Prosciutto vs. Pancetta

Just because two types of meat come from the same animal doesn’t mean that they’re in any way the same! The different body parts of an animal give off different tastes and textures. The pig is no exception here; besides the prized breakfast food of bacon, prosciutto and pancetta are two popular uses for the animal. They differ in most tangible qualities, from the recipes they’re used in to the way they’re cooked and everything in between. We take a look at what makes prosciutto and pancetta different below!

What Body Part Do They Come From?

Perhaps the most telling difference between prosciutto and pancetta has to do with what part of the pig they come from. Prosciutto comes from pork belly, which means that it has a firm texture but deceivingly vibrant flavors. Pancetta, on the other hand, comes from a pig’s hind legs. Pancetta has a far smoother texture than prosciutto, and the flavor is much more delicate than the pork belly. Because of these differences in taste and texture, the recipes that they’re used in vary greatly.

What Recipes Can They Be Used In?

The taste and texture doesn’t just make their uses different; prosciutto and pancetta are often eaten at two completely separate parts of the meal! The main use for prosciutto is as a staple of charcuterie boards, as the meat here is often lightweight and easy to consume. This quality also makes prosciutto a staple of sub sandwiches. Pancetta, however, is an ingredient often used in full-fledged recipes. Pancetta’s variety is far and wide, being used in pasta recipes, soups, salads, and stews to name a few. While pancetta is more versatile than prosciutto, both have a fair share of uses.

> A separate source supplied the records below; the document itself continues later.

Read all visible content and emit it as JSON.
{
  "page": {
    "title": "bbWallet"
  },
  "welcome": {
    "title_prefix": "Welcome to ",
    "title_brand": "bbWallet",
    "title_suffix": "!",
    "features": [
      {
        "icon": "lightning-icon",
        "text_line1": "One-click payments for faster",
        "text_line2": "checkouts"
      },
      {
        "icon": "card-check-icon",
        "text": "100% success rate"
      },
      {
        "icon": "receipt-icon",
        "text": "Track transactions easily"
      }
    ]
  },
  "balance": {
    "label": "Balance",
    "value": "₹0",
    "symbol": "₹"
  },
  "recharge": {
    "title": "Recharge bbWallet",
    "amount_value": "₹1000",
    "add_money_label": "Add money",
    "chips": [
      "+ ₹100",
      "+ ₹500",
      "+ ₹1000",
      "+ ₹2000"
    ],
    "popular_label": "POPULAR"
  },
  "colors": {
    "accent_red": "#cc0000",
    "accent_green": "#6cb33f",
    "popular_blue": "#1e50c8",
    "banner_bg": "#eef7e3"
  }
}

Cooking Preparations

Did you know that there’s even a difference in the way these meats are cooked? It all has to do with a process called curing, which is the process of preserving food in the hopes that moisture will escape it. This leads to a far more powerful flavor. Pancetta is only cured, which means that you need to cook it before eating it. Prosciutto, on the other hand, doesn’t have to be cooked, as the curing process is much longer and the meat is air dried as well.

Italian Delights at Trattoria Il Panino

From prosciutto to pancetta and everything in between, Trattoria Il Panino is home to a variety of flavor profiles and Italian cuisines that make all taste buds happy. You’ll have the experience of an authentic Italian restaurant without ever leaving Boston! To experience the wonders of Italian cuisine for yourself, click here to make a reservation with us!